Oh yeah, there was a lingerie pillow fight. What's my catchphrase for instances like this one? I think it goes something like; "If I want porn, I'll go rent some porn."
Finally, with the audience sufficiently primed for action, Batista and Randy Orton clash for a shot at the World Title in an undisclosed time and place. Plainly enough, I loved this all the way up to the conclusion, and if it weren't so postured and freaking OBVIOUS, I'd have loved that too. They told the story they needed to tell in there, Orton playing the outmatched and overpowered young upstart who just won't give up, and Batista playing the behemoth, playing around with his prey and testing the limits of physical endurance to see just how much violence his toy can absorb before it breaks. This was downright brutal at times, especially as time ticked away and Batista amused himself by coming up with new and inventive ways to torture his prey, (particularly memorable was the spot where Orton's head was being literally crushed between the canvas and the big man's boot) and that's exactly how it should've been. Randy finally found a happy medium between underselling and overselling (the way he took the spinebuster near the end of the match was insanely cool) and the match was all the better because of it. Sometimes it's nice to watch a close fight, and sometimes it's nice to watch a massacre... and even though Orton technically won the match, there's no questioning the fact that Batista gave him the beating of his life here. Remove about ten seconds of Hunter standing on the apron with a chair and replace it with one wild, inaccurate swing with the steel seating apparatus instead, and this is an outstanding bit of work. As is, it closed the show up nicely and gave us some much-needed momentum going into next week.
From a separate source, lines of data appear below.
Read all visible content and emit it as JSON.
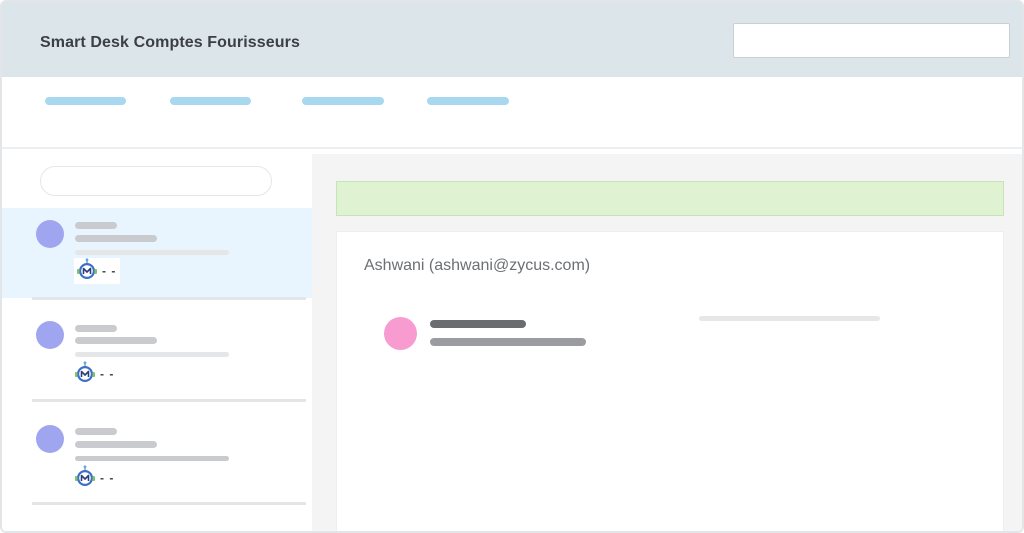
{
  "header": {
    "title": "Smart Desk Comptes Fourisseurs",
    "search_value": ""
  },
  "sidebar": {
    "search_value": "",
    "items": [
      {
        "meta_text": "- -",
        "icon": "merlin-bot-icon",
        "active": true
      },
      {
        "meta_text": "- -",
        "icon": "merlin-bot-icon",
        "active": false
      },
      {
        "meta_text": "- -",
        "icon": "merlin-bot-icon",
        "active": false
      }
    ]
  },
  "main": {
    "contact": "Ashwani (ashwani@zycus.com)"
  },
  "colors": {
    "header_bg": "#dce5ea",
    "nav_pill": "#a8d8f0",
    "active_item_bg": "#e9f5fe",
    "avatar": "#a0a5f0",
    "banner_bg": "#dff3d2",
    "contact_avatar": "#f79bd0"
  }
}
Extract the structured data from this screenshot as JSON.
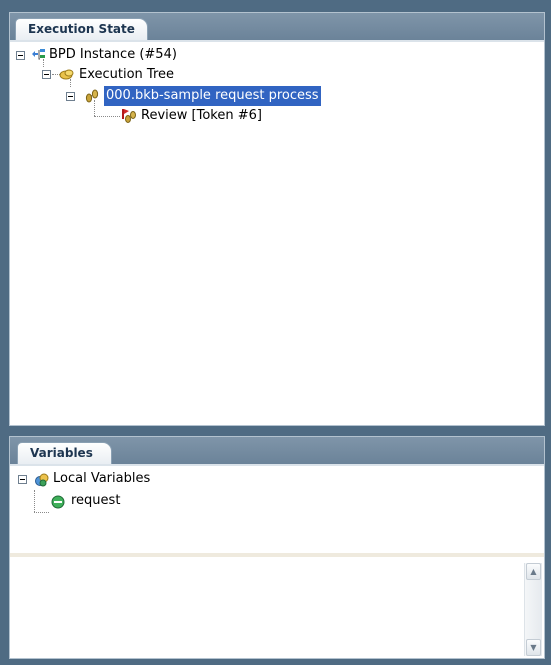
{
  "execution_panel": {
    "tab_label": "Execution State",
    "tree": {
      "root": {
        "label": "BPD Instance (#54)",
        "icon": "bpd-instance-icon"
      },
      "execution_tree": {
        "label": "Execution Tree",
        "icon": "execution-tree-icon"
      },
      "process": {
        "label": "000.bkb-sample request process",
        "icon": "footsteps-icon",
        "selected": true
      },
      "token": {
        "label": "Review [Token #6]",
        "icon": "token-icon"
      }
    }
  },
  "variables_panel": {
    "tab_label": "Variables",
    "tree": {
      "root": {
        "label": "Local Variables",
        "icon": "local-variables-icon"
      },
      "item": {
        "label": "request",
        "icon": "variable-icon"
      }
    }
  },
  "colors": {
    "frame": "#4f6b83",
    "selection": "#3164c2"
  }
}
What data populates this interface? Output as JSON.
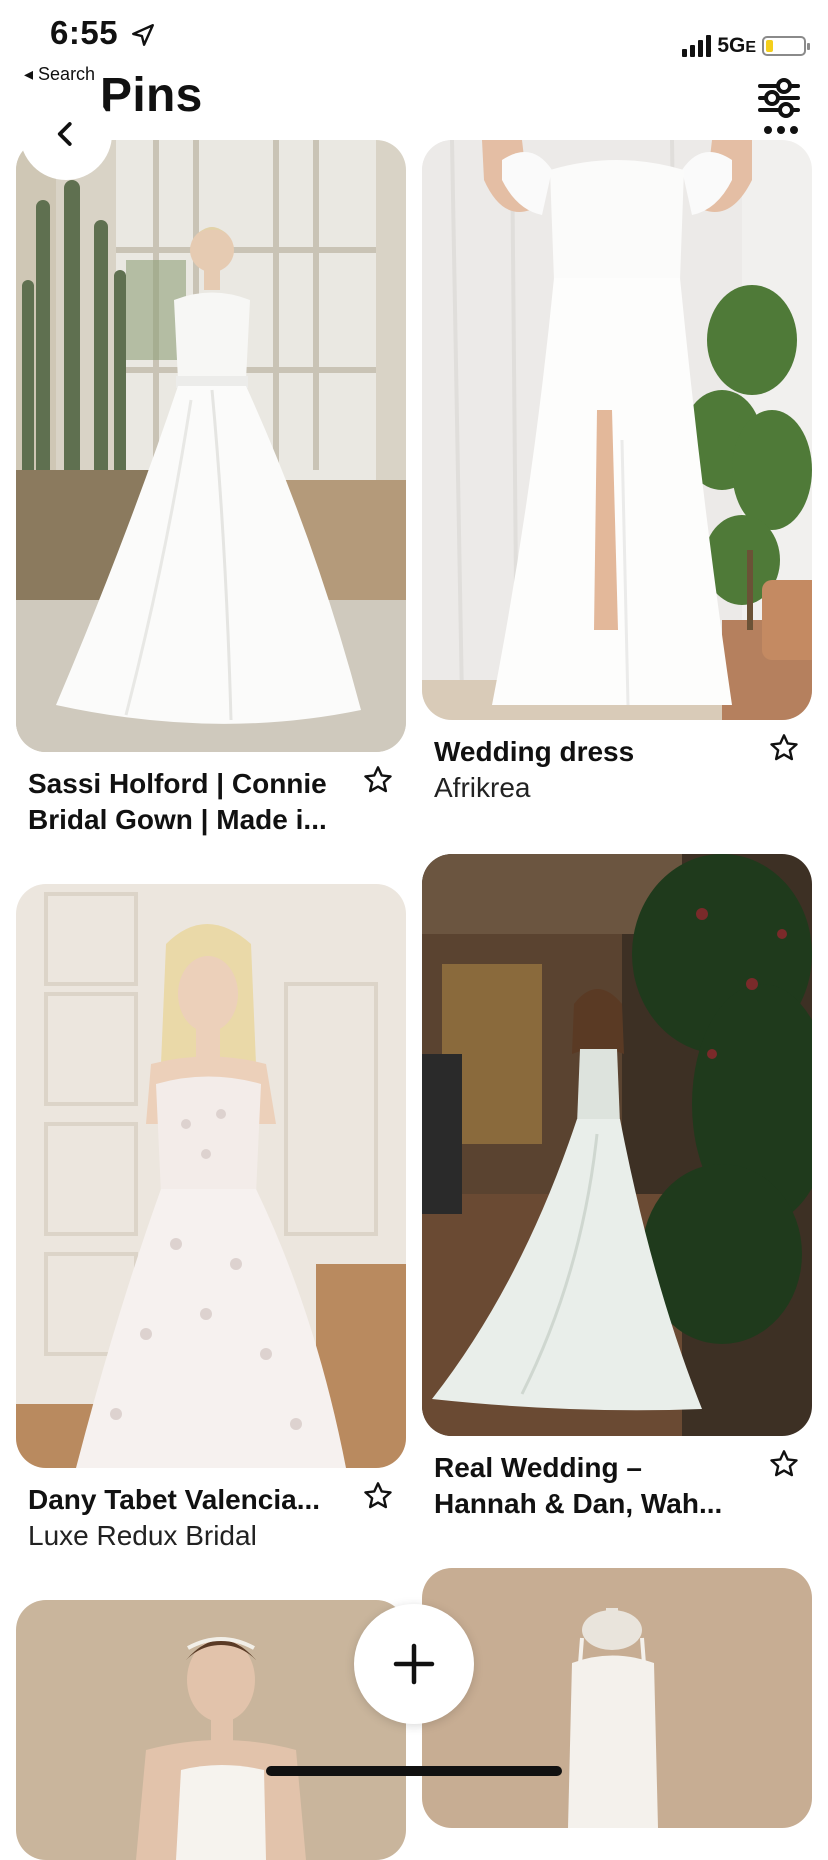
{
  "status_bar": {
    "time": "6:55",
    "network": "5G",
    "network_suffix": "E",
    "battery_level": 0.2
  },
  "nav": {
    "back_search_label": "◂ Search",
    "title": "Pins"
  },
  "pins": [
    {
      "title": "Sassi Holford | Connie Bridal Gown | Made i...",
      "subtitle": ""
    },
    {
      "title": "Wedding dress",
      "subtitle": "Afrikrea"
    },
    {
      "title": "Dany Tabet Valencia...",
      "subtitle": "Luxe Redux Bridal"
    },
    {
      "title": "Real Wedding – Hannah & Dan, Wah...",
      "subtitle": ""
    }
  ],
  "colors": {
    "accent_battery": "#f4cf1c",
    "text": "#111111",
    "background": "#ffffff"
  },
  "icons": [
    "location-arrow-icon",
    "signal-bars-icon",
    "battery-icon",
    "back-chevron-icon",
    "filter-sliders-icon",
    "more-dots-icon",
    "star-icon",
    "plus-icon"
  ]
}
I have trouble calling this show above average, despite the excellent character advances and remarkable showing of patience they displayed with the Batista / Orton / Hunter storyline. The pace of the episode was really bizarre, as it zipped from an unimportant squash to a great promo, then back to an unimportant squash and on to the continuation of a lingering story from last week. Almost every time we'd take in a good segment, it would be negated by three or four instances of something bad. On that same hand, the aforementioned storytelling with Batista, the face-off between HBK and Edge and the eventual main event weren't bad television by any means. I guess what I'm getting at is; this was really, really middle of the road. It felt like the episode was trying to accomplish too many goals in preparation for the Royal Rumble, but when the screen faded to black, nothing had really happened. Let's try half the matches but three times the match length next time.
Overall Score: 4.2